### [RECORDS FOR PROCESSING]
▬▬▬▬▬▬▬▬▬▬

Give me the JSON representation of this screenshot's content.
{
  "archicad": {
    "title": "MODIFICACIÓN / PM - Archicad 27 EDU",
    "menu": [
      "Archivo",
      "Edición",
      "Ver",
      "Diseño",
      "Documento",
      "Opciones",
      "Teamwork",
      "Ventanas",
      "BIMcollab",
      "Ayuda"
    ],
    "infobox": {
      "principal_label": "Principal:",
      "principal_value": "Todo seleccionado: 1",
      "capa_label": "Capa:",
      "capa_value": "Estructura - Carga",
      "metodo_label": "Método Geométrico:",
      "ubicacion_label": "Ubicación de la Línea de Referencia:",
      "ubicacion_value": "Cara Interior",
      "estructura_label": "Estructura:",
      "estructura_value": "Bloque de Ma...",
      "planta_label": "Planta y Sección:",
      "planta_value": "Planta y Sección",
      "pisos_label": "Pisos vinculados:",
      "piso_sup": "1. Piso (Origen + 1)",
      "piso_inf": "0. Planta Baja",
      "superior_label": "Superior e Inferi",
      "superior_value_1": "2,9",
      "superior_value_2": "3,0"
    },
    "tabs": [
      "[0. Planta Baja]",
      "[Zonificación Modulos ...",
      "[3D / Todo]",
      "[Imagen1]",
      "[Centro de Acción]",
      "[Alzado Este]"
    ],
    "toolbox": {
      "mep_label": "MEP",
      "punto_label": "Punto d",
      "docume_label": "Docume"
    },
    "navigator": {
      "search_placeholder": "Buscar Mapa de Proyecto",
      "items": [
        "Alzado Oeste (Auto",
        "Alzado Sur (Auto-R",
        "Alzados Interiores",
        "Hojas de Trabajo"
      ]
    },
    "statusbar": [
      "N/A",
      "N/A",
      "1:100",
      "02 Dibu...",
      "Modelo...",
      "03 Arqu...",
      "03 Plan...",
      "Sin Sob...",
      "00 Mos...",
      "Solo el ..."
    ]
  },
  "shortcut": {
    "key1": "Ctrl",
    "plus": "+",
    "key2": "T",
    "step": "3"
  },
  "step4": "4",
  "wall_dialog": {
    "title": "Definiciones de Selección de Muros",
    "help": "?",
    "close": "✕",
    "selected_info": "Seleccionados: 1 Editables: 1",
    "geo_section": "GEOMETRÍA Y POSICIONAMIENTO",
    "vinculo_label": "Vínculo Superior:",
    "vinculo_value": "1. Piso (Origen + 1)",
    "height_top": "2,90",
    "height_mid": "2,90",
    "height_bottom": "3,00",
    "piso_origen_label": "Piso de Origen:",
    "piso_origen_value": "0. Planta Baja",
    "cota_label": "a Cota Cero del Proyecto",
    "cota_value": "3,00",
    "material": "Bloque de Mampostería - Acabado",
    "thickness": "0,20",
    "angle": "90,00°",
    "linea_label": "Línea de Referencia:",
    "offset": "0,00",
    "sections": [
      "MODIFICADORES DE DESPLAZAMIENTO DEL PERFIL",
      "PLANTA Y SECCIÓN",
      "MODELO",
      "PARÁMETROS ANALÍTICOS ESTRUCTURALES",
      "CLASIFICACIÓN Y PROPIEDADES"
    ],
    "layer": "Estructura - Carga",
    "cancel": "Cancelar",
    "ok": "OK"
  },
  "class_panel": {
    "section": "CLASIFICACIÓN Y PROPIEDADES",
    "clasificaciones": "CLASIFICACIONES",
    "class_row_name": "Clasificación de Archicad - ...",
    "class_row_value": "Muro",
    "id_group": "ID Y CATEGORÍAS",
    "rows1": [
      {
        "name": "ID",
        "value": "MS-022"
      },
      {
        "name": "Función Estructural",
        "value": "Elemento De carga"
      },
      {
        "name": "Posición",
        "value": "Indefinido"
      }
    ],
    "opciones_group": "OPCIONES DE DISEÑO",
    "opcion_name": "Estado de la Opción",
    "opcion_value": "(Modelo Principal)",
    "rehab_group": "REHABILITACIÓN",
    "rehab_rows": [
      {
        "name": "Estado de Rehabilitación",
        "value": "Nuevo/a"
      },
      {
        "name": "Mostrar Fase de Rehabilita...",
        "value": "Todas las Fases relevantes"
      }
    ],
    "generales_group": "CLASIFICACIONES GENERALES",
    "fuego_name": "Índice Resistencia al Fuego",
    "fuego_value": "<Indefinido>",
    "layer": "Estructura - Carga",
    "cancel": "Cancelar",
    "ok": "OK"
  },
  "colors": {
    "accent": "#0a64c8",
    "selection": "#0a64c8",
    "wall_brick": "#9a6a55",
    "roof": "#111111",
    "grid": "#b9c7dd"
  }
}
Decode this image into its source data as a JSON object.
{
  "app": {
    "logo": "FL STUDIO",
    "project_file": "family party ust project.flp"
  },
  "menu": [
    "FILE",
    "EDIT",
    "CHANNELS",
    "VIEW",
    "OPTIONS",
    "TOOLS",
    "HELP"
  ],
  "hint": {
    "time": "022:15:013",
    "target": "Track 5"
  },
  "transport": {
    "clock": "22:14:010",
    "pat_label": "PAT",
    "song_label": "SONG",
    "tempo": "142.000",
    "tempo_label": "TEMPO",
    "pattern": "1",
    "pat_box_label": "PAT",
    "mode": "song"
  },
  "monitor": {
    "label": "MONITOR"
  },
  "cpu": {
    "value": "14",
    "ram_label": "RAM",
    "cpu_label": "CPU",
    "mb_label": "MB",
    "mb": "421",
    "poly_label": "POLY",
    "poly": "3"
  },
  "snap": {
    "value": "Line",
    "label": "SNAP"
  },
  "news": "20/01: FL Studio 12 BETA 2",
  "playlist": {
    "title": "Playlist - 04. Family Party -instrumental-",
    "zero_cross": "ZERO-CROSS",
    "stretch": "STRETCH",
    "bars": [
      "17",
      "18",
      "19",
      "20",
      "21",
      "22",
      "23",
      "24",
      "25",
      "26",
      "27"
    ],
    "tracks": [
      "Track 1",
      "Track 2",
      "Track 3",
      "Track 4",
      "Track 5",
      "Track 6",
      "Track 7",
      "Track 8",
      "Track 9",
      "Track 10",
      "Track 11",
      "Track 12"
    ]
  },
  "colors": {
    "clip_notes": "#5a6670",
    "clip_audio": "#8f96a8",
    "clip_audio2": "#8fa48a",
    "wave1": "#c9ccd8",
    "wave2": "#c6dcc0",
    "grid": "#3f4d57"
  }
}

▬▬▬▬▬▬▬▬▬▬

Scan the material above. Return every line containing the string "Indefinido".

        "value": "Indefinido"
    "fuego_value": "<Indefinido>",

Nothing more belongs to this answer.